After a beautiful tour around the peninsula on Slea Head Drive, we made it back to Dingle and were extremely hungry. We wanted something relatively inexpensive, so we found a little seafood basket and burger place called Harrington’s Family Restaurant. It was pretty tasty, despite some bad yelp reviews. After lunch, we walked around town some more and did some shopping.

That evening, we were still craving oysters. We looked around at some other restaurants, but decided to just go back to Ashe’s. The main reason being that we knew they had Tabasco sauce.

We went out again that night, running into a lot more bachelor parties and hen parties at the bars.

 

Day 8:

After another fantastic breakfast at the Lantern Townhouse, we checked out and started towards our next stop, the Cliffs of Moher in County Clare. This involved taking the Killimer/Tarbert ferry, a mild 20 minute crossing. Ferries leave once every hour in the winter, and every half hour in the summer.

Killimer Tarbert Ferry Ireland
Killimer/Tarbert Ferry
Killimer Tarbert Ferry Ireland
Killimer/Tarbert Ferry
Killimer Tarbert Ferry Ireland
Killimer/Tarbert Ferry

Cliffs of Moher:

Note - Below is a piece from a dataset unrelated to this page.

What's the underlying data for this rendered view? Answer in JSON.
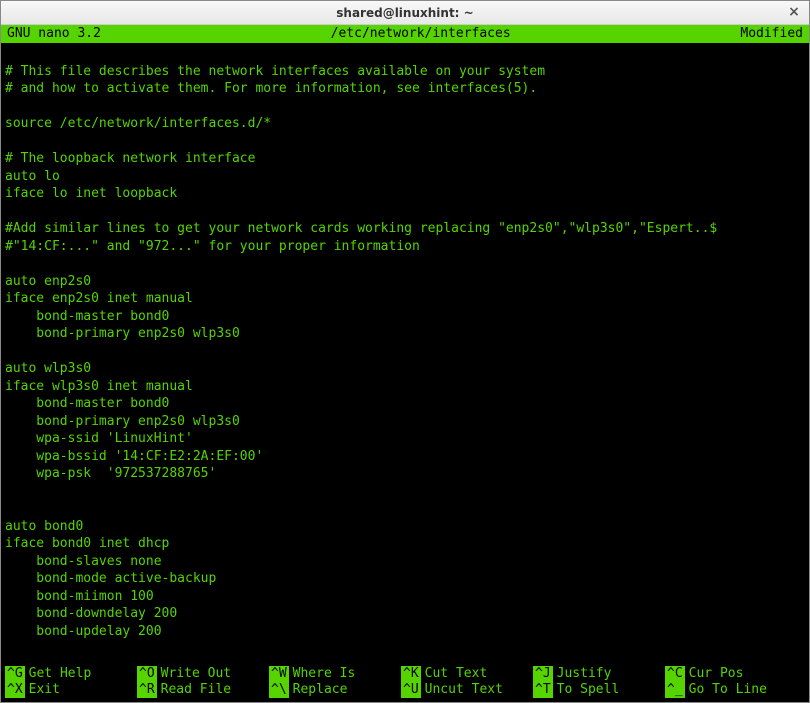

After the ferry ride, it was about a one hour drive to the Cliffs. The Cliffs of Moher are another huge tourist attraction in Ireland, but parking wasn’t an issue (parking lot has a small fee, FYI) and the crowds weren’t too unpleasant. I’m sure in July and August they are much larger. In any event, it’s definitely worth a stop. Food (sandwiches and simple salads, etc) is available in a small cafeteria near the gift shop.

We left the cliffs and made one final stop at the Dunguaire Castle just outside of Galway. We opted not to pay the 6 Euro fee to enter the castle, we just walked around it and took some photos of the castle and surrounding straw roof houses across the street. It’s a beautiful castle and worth a stop. They also host a medieval banquet every evening that I read was very good and entertaining.

Dunguaire Castle:

 

Galway:

Finally, we reached Galway and found the Budget Rental car office to return the car. We were a bit relieved to not have to drive anymore and be responsible for a car at that point. The rental office was in easy walking distance from our hotel, The Victoria Hotel. The Victoria Hotel ended up being the ideal location for everything we needed–walking around downtown and the Medieval quarter, two blocks from the train station, and the bus for the Aran Islands departs directly in front of the hotel. It was a budget hotel, so it wasn’t fancy but the price was right. We had a huge room with a bathtub, (rare in Europe) a queen bed and a twin, hot water kettle and tea cups. There is a bar and restaurant downstairs that serves breakfast, lunch, and dinner.

Victoria Hotel Galway Ireland
Victoria Hotel, Galway